Available data
▽
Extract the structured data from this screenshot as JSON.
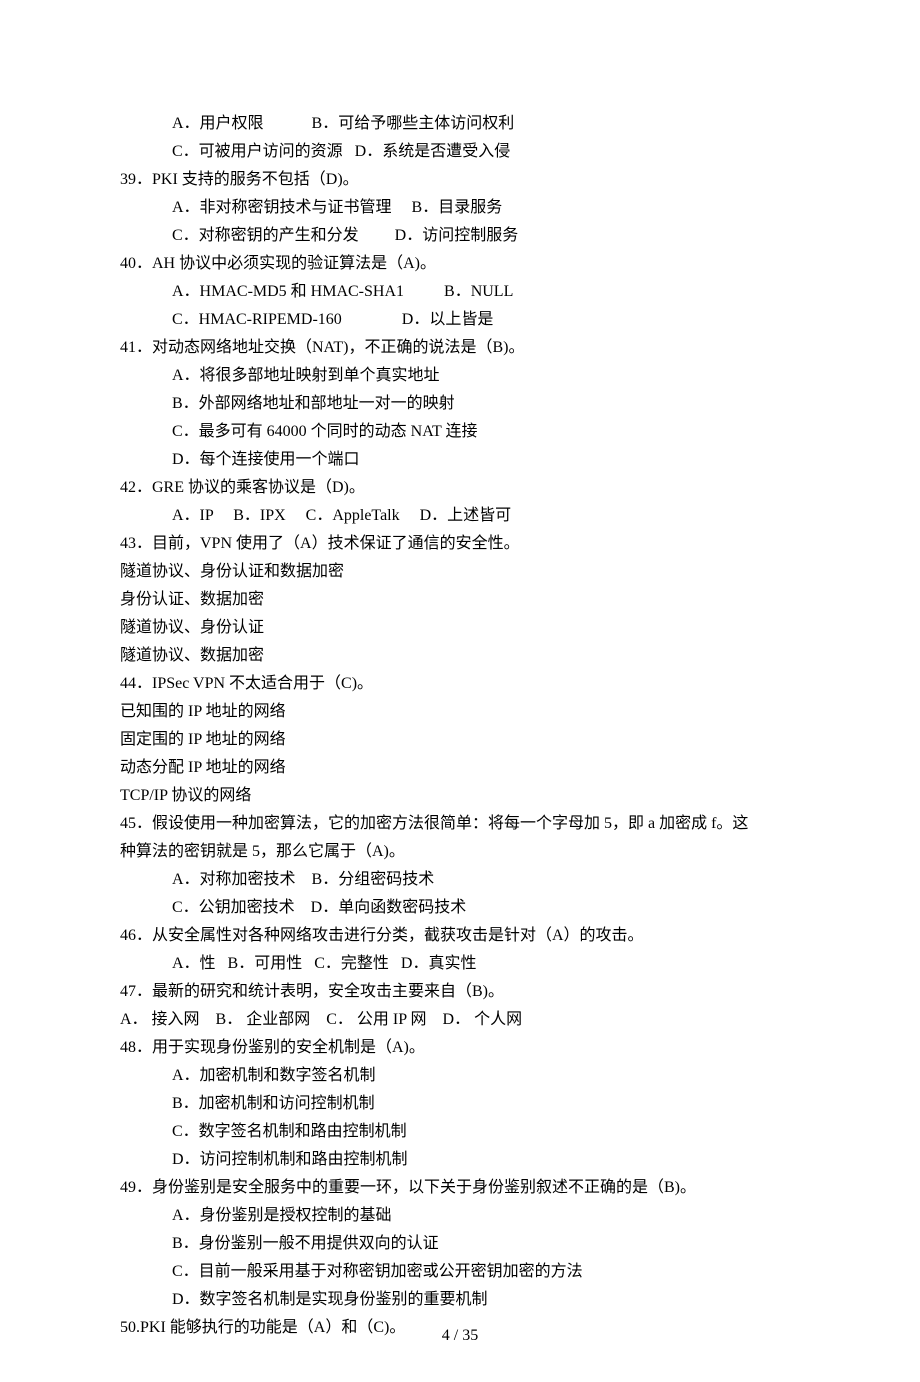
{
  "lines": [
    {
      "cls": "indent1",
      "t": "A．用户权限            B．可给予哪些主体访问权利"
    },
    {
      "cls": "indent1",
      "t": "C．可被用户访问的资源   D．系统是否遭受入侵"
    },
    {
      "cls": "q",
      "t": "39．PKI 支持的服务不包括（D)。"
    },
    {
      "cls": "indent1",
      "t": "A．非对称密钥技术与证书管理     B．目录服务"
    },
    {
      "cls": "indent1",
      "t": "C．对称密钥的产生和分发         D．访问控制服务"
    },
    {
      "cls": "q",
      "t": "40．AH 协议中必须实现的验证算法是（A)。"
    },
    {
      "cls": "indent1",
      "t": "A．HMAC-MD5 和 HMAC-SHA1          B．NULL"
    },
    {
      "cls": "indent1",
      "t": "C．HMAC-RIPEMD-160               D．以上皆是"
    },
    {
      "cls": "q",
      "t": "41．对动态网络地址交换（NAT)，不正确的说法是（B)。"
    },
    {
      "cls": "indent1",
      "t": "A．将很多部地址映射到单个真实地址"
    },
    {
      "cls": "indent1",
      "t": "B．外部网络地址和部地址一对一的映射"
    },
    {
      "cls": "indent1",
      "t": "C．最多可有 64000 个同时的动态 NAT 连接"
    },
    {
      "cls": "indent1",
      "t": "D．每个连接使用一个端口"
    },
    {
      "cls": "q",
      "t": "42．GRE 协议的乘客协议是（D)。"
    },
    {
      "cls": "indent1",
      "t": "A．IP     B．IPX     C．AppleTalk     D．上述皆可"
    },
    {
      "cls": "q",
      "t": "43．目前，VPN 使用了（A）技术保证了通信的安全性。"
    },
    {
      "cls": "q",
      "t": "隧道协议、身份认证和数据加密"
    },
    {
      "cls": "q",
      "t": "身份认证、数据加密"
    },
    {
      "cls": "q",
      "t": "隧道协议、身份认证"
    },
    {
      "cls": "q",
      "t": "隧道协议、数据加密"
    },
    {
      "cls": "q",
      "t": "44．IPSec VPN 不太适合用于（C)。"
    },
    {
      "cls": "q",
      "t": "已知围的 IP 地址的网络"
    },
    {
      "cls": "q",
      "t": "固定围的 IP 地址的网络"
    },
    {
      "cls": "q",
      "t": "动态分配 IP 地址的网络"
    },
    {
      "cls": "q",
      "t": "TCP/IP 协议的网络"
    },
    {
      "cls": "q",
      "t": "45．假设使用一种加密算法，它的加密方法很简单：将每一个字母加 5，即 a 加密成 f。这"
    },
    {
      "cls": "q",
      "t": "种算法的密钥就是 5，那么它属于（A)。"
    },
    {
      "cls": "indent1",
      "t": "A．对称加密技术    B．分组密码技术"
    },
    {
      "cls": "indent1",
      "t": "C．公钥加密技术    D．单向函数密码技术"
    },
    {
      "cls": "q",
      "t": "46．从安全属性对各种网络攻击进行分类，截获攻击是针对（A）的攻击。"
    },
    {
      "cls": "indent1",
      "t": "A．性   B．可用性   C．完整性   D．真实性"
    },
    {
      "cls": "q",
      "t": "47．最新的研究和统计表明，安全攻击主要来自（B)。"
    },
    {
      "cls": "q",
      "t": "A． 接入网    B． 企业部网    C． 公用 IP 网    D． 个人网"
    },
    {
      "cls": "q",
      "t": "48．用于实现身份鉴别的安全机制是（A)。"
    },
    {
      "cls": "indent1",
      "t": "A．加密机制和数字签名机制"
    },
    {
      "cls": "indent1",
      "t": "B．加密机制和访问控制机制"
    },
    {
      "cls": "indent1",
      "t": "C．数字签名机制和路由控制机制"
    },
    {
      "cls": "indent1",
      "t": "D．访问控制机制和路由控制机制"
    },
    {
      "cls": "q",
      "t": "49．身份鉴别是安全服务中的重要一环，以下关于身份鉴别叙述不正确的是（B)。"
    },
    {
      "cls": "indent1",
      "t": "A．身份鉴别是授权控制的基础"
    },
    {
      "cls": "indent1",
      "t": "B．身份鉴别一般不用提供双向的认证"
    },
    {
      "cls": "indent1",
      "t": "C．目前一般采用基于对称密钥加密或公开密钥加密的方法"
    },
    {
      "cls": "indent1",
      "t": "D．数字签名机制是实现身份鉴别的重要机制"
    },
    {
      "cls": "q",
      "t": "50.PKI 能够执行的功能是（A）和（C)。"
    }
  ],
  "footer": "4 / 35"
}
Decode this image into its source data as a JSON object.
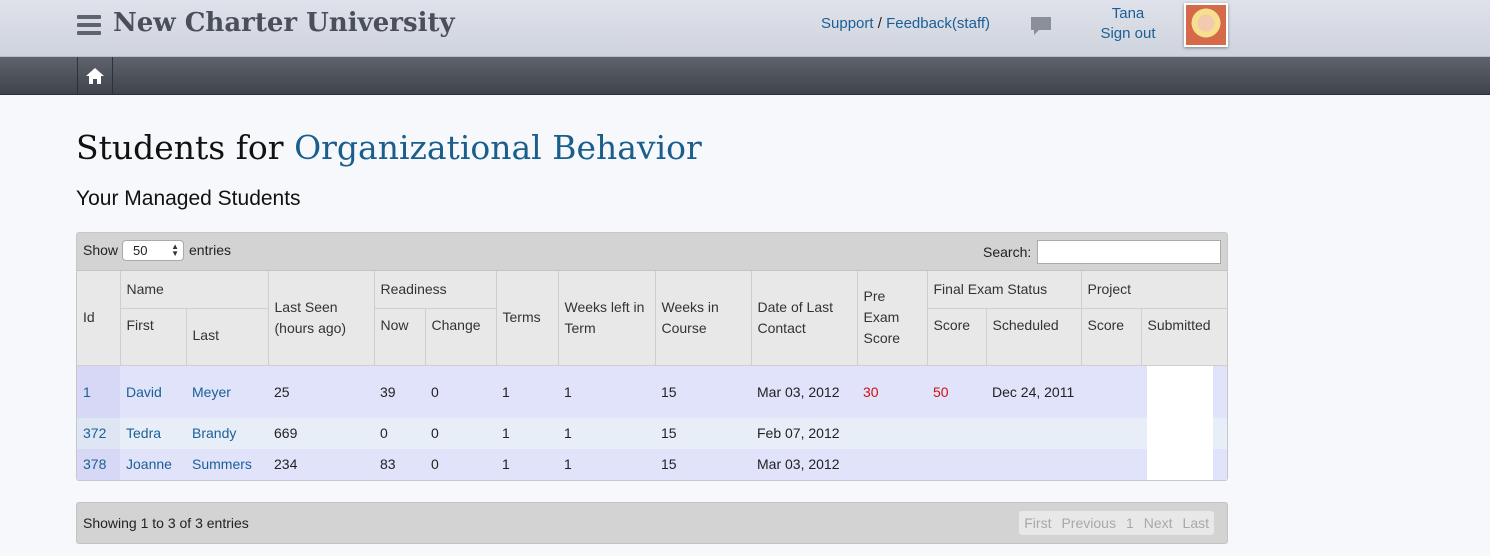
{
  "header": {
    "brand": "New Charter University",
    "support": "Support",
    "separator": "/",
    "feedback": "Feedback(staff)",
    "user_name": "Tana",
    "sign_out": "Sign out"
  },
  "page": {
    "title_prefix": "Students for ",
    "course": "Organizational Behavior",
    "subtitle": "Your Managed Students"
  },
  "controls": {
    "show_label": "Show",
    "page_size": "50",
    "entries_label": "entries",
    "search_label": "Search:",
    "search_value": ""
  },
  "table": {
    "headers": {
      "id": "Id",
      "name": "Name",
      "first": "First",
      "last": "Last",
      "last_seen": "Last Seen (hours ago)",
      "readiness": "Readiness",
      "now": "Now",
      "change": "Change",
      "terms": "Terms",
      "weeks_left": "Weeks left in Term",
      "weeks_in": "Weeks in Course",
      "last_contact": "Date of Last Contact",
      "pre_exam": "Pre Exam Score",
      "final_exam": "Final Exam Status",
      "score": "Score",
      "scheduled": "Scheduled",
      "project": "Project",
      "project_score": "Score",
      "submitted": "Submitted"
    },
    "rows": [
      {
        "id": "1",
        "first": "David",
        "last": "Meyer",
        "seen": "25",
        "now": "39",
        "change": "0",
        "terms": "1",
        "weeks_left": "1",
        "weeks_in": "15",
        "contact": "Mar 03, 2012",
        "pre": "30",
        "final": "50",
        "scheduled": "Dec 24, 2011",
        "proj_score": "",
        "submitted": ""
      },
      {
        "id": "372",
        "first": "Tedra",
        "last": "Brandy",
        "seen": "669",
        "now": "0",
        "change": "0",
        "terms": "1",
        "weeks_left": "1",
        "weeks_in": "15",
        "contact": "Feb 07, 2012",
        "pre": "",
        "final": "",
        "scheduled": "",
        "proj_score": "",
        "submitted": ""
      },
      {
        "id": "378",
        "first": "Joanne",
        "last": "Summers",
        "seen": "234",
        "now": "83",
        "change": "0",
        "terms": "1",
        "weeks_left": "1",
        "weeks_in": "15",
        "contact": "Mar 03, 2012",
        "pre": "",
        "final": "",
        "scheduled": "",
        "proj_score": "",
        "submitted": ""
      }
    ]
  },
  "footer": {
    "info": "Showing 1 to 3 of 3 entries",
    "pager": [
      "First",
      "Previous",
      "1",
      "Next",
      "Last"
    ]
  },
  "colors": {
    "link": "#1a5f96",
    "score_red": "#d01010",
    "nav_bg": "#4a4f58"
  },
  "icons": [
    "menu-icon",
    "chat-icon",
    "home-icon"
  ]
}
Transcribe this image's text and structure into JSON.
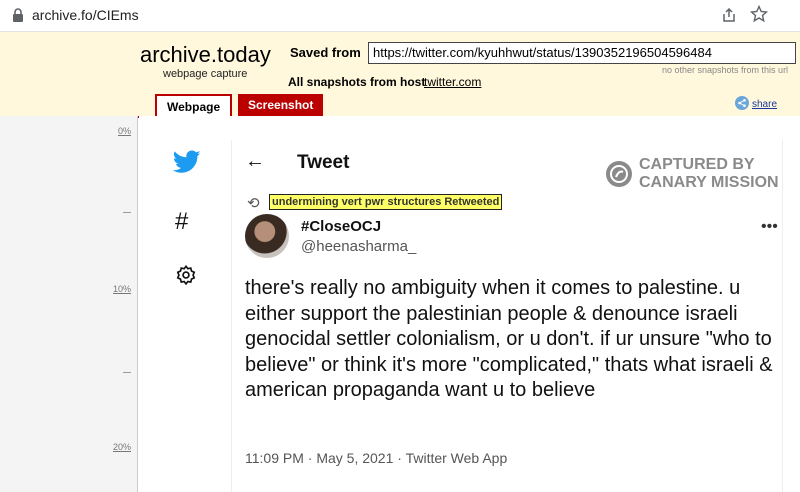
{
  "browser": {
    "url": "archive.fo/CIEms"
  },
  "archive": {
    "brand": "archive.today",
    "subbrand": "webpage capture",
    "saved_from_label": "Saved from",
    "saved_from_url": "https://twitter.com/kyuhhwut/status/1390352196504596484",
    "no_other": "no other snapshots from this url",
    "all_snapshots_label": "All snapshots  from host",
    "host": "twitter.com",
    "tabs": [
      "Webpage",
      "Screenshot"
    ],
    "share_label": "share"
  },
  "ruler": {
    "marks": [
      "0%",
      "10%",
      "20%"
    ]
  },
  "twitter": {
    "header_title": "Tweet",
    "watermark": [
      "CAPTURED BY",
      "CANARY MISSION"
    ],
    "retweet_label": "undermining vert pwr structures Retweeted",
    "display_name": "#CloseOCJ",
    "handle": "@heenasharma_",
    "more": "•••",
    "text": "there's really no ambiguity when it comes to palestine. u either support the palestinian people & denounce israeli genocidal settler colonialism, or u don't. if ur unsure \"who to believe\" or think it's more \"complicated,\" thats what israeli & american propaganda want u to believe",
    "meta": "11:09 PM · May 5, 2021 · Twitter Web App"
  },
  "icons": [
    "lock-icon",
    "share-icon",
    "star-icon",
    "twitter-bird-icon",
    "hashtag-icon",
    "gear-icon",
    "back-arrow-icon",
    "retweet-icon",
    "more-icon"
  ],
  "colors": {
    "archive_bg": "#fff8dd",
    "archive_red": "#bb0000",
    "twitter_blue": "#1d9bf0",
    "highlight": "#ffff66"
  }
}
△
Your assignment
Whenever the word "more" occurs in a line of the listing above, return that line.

Output
    "more": "•••",
    "text": "there's really no ambiguity when it comes to palestine. u either support the palestinian people & denounce israeli genocidal settler colonialism, or u don't. if ur unsure \"who to believe\" or think it's more \"complicated,\" thats what israeli & american propaganda want u to believe",
    "more-icon"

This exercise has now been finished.